### Problem to solve
Only lines with the word "desc" are needed; collect each of them from the listing below.

### Records provided
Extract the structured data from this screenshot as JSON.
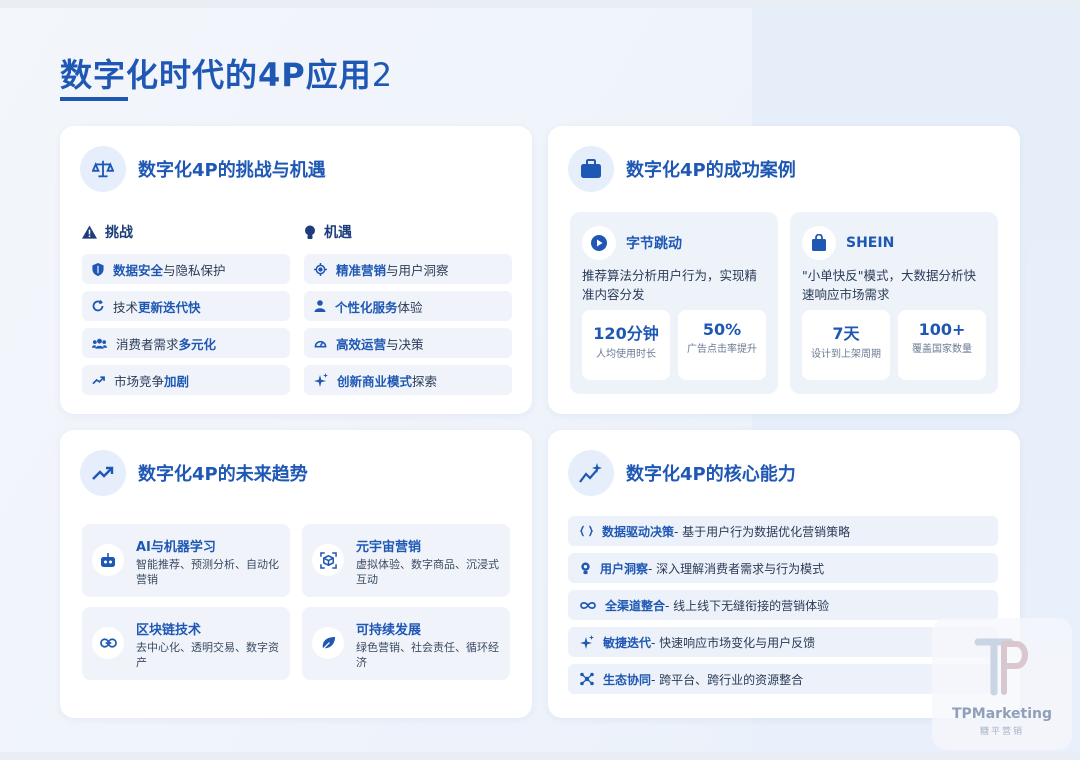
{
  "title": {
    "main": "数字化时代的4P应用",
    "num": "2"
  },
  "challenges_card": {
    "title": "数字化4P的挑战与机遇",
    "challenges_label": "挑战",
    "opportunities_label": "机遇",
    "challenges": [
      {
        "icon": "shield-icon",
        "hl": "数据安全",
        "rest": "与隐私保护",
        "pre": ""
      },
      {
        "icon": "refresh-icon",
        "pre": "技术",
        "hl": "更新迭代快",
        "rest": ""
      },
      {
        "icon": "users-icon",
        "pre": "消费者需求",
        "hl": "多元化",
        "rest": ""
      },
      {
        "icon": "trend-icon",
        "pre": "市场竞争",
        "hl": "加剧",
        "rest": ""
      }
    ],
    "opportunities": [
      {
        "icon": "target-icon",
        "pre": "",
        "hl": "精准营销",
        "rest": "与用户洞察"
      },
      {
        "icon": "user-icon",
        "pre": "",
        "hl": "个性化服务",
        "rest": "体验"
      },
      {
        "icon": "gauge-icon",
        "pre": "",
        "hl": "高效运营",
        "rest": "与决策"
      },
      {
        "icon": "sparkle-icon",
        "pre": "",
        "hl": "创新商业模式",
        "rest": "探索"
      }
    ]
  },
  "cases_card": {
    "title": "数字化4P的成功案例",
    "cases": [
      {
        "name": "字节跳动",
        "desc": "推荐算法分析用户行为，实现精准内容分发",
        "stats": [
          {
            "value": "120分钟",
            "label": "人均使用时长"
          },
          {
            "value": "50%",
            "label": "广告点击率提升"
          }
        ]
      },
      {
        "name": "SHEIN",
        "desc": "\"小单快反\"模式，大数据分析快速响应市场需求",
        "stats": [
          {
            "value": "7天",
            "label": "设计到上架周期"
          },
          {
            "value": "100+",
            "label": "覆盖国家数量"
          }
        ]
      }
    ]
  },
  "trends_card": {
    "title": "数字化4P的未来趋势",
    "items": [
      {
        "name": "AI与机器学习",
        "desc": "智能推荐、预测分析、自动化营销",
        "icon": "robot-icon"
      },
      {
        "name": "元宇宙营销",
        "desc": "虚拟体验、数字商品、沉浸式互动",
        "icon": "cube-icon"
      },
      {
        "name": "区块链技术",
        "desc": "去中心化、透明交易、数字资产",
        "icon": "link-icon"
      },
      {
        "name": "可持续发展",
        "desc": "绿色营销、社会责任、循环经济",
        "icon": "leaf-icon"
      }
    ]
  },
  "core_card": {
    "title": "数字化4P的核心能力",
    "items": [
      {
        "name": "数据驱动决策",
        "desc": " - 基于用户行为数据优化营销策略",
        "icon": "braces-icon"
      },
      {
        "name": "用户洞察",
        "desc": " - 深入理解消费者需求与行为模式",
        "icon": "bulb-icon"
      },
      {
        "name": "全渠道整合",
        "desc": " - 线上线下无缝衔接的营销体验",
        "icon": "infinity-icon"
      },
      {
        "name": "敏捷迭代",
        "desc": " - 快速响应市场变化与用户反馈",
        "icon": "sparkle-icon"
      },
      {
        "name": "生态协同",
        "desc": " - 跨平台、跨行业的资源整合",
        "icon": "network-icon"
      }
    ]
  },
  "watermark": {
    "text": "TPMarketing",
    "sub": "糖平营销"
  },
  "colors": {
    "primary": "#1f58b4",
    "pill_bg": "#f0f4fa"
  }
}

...

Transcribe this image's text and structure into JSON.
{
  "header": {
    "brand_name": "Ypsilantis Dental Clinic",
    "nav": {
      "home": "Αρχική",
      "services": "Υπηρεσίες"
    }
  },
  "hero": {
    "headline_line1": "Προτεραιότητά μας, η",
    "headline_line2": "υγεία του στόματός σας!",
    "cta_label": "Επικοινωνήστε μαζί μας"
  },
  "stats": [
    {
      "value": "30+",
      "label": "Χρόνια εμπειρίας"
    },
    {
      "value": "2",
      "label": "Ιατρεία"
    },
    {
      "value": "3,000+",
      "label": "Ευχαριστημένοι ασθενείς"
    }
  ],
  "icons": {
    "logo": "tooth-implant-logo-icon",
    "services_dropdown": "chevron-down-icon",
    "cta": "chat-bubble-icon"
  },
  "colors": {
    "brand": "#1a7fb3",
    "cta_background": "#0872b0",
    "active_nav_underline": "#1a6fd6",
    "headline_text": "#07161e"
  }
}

### Exercise result
        "desc": "推荐算法分析用户行为，实现精准内容分发",
        "desc": "\"小单快反\"模式，大数据分析快速响应市场需求",
        "desc": "智能推荐、预测分析、自动化营销",
        "desc": "虚拟体验、数字商品、沉浸式互动",
        "desc": "去中心化、透明交易、数字资产",
        "desc": "绿色营销、社会责任、循环经济",
        "desc": " - 基于用户行为数据优化营销策略",
        "desc": " - 深入理解消费者需求与行为模式",
        "desc": " - 线上线下无缝衔接的营销体验",
        "desc": " - 快速响应市场变化与用户反馈",
        "desc": " - 跨平台、跨行业的资源整合",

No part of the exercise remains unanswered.